(Collected data)
Start of Block

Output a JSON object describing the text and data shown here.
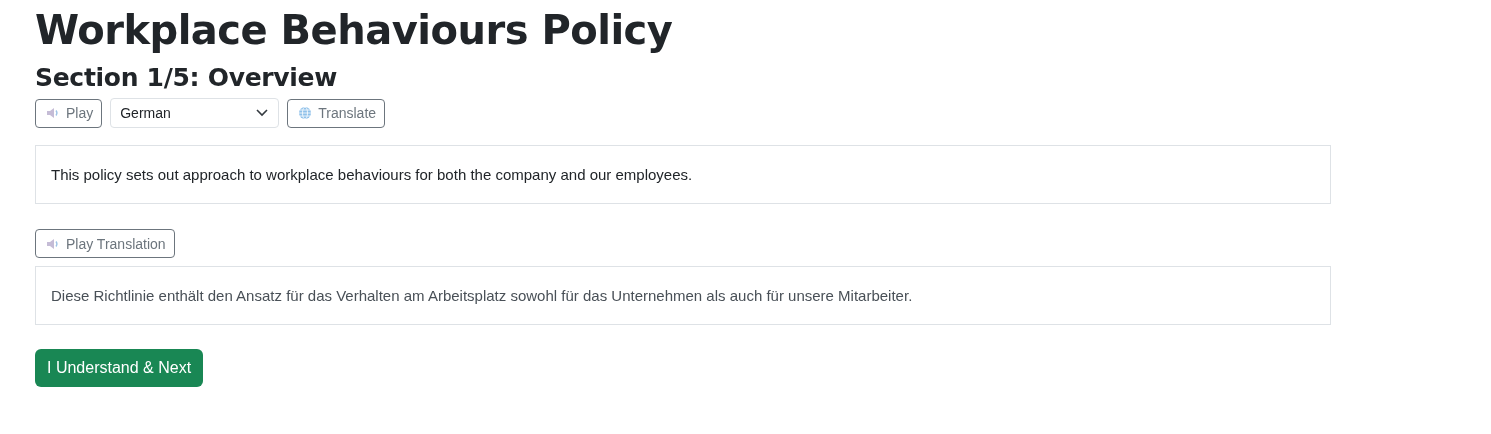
{
  "title": "Workplace Behaviours Policy",
  "section_heading": "Section 1/5: Overview",
  "play_button": {
    "label": "Play"
  },
  "language_select": {
    "value": "German"
  },
  "translate_button": {
    "label": "Translate"
  },
  "original_text": "This policy sets out approach to workplace behaviours for both the company and our employees.",
  "play_translation_button": {
    "label": "Play Translation"
  },
  "translated_text": "Diese Richtlinie enthält den Ansatz für das Verhalten am Arbeitsplatz sowohl für das Unternehmen als auch für unsere Mitarbeiter.",
  "next_button": {
    "label": "I Understand & Next"
  }
}
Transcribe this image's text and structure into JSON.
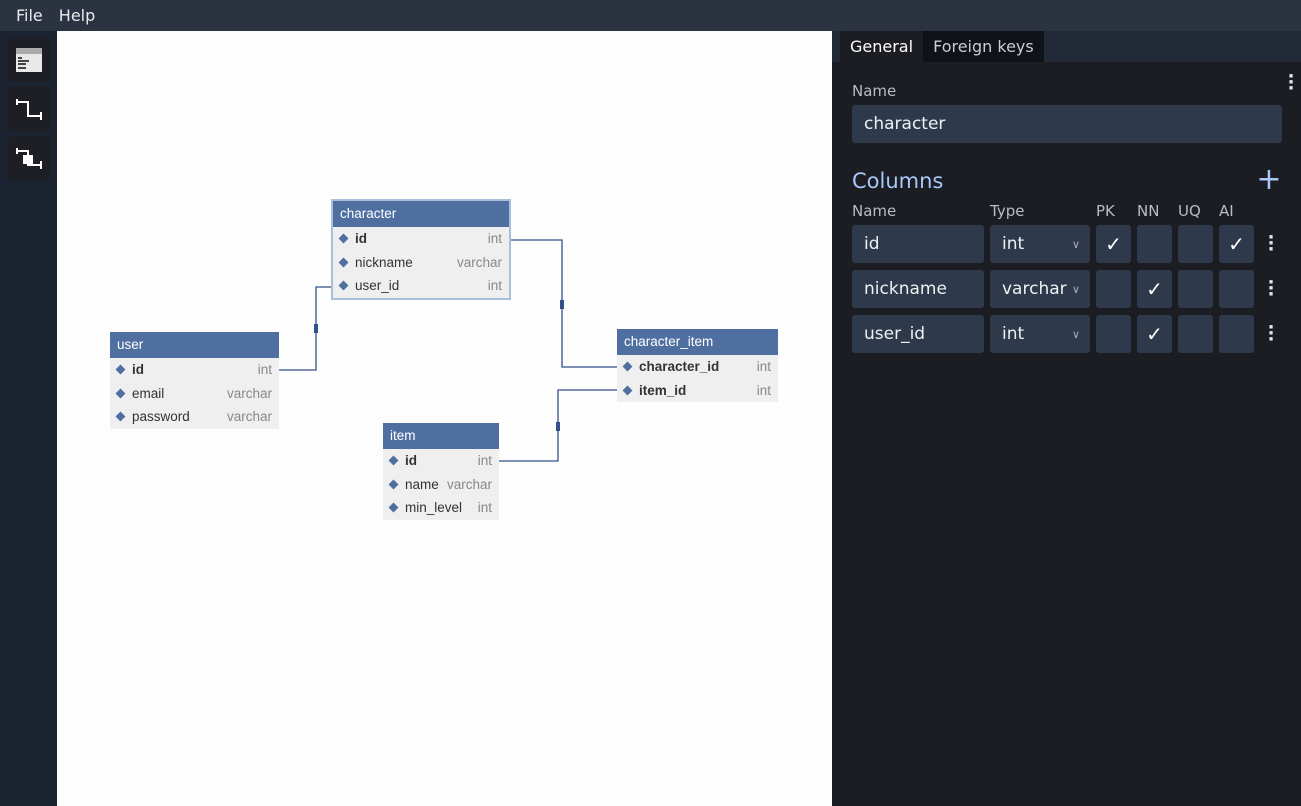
{
  "menu": {
    "file": "File",
    "help": "Help"
  },
  "sidebar": {
    "items": [
      "table-view-icon",
      "relation-icon",
      "relation-with-entity-icon"
    ]
  },
  "tables": {
    "character": {
      "name": "character",
      "rows": [
        {
          "name": "id",
          "type": "int",
          "bold": true
        },
        {
          "name": "nickname",
          "type": "varchar"
        },
        {
          "name": "user_id",
          "type": "int"
        }
      ]
    },
    "user": {
      "name": "user",
      "rows": [
        {
          "name": "id",
          "type": "int",
          "bold": true
        },
        {
          "name": "email",
          "type": "varchar"
        },
        {
          "name": "password",
          "type": "varchar"
        }
      ]
    },
    "item": {
      "name": "item",
      "rows": [
        {
          "name": "id",
          "type": "int",
          "bold": true
        },
        {
          "name": "name",
          "type": "varchar"
        },
        {
          "name": "min_level",
          "type": "int"
        }
      ]
    },
    "character_item": {
      "name": "character_item",
      "rows": [
        {
          "name": "character_id",
          "type": "int",
          "bold": true
        },
        {
          "name": "item_id",
          "type": "int",
          "bold": true
        }
      ]
    }
  },
  "panel": {
    "tabs": [
      "General",
      "Foreign keys"
    ],
    "name_label": "Name",
    "name_value": "character",
    "columns_title": "Columns",
    "headers": {
      "name": "Name",
      "type": "Type",
      "pk": "PK",
      "nn": "NN",
      "uq": "UQ",
      "ai": "AI"
    },
    "columns": [
      {
        "name": "id",
        "type": "int",
        "pk": true,
        "nn": false,
        "uq": false,
        "ai": true
      },
      {
        "name": "nickname",
        "type": "varchar",
        "pk": false,
        "nn": true,
        "uq": false,
        "ai": false
      },
      {
        "name": "user_id",
        "type": "int",
        "pk": false,
        "nn": true,
        "uq": false,
        "ai": false
      }
    ],
    "check_glyph": "✓",
    "accent": "#a8c7fa"
  }
}
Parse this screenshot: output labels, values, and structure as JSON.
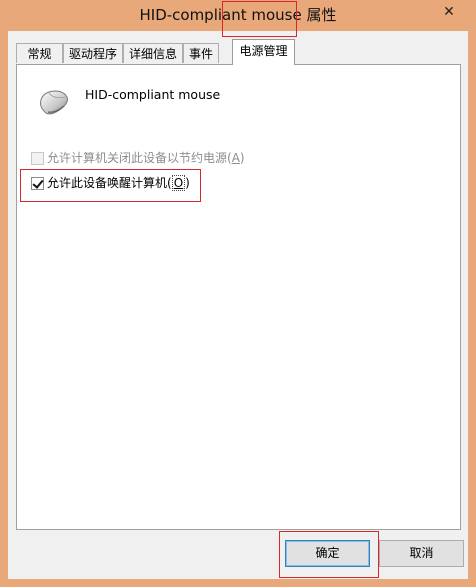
{
  "window": {
    "title": "HID-compliant mouse 属性",
    "close_glyph": "✕"
  },
  "tabs": [
    {
      "label": "常规"
    },
    {
      "label": "驱动程序"
    },
    {
      "label": "详细信息"
    },
    {
      "label": "事件"
    },
    {
      "label": "电源管理",
      "active": true
    }
  ],
  "device": {
    "name": "HID-compliant mouse",
    "icon": "mouse-icon"
  },
  "options": {
    "allow_off": {
      "label": "允许计算机关闭此设备以节约电源(",
      "accel": "A",
      "tail": ")",
      "checked": false,
      "enabled": false
    },
    "allow_wake": {
      "label": "允许此设备唤醒计算机(",
      "accel": "O",
      "tail": ")",
      "checked": true,
      "enabled": true
    }
  },
  "buttons": {
    "ok": "确定",
    "cancel": "取消"
  },
  "colors": {
    "titlebar": "#e8a87a",
    "highlight": "#d8262c"
  }
}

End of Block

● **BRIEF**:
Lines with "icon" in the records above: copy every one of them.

● **TASK RESPONSE**:
      "table-view-icon",
      "relation-icon",
      "relation-with-entity-icon"
    "icon": "mouse-icon"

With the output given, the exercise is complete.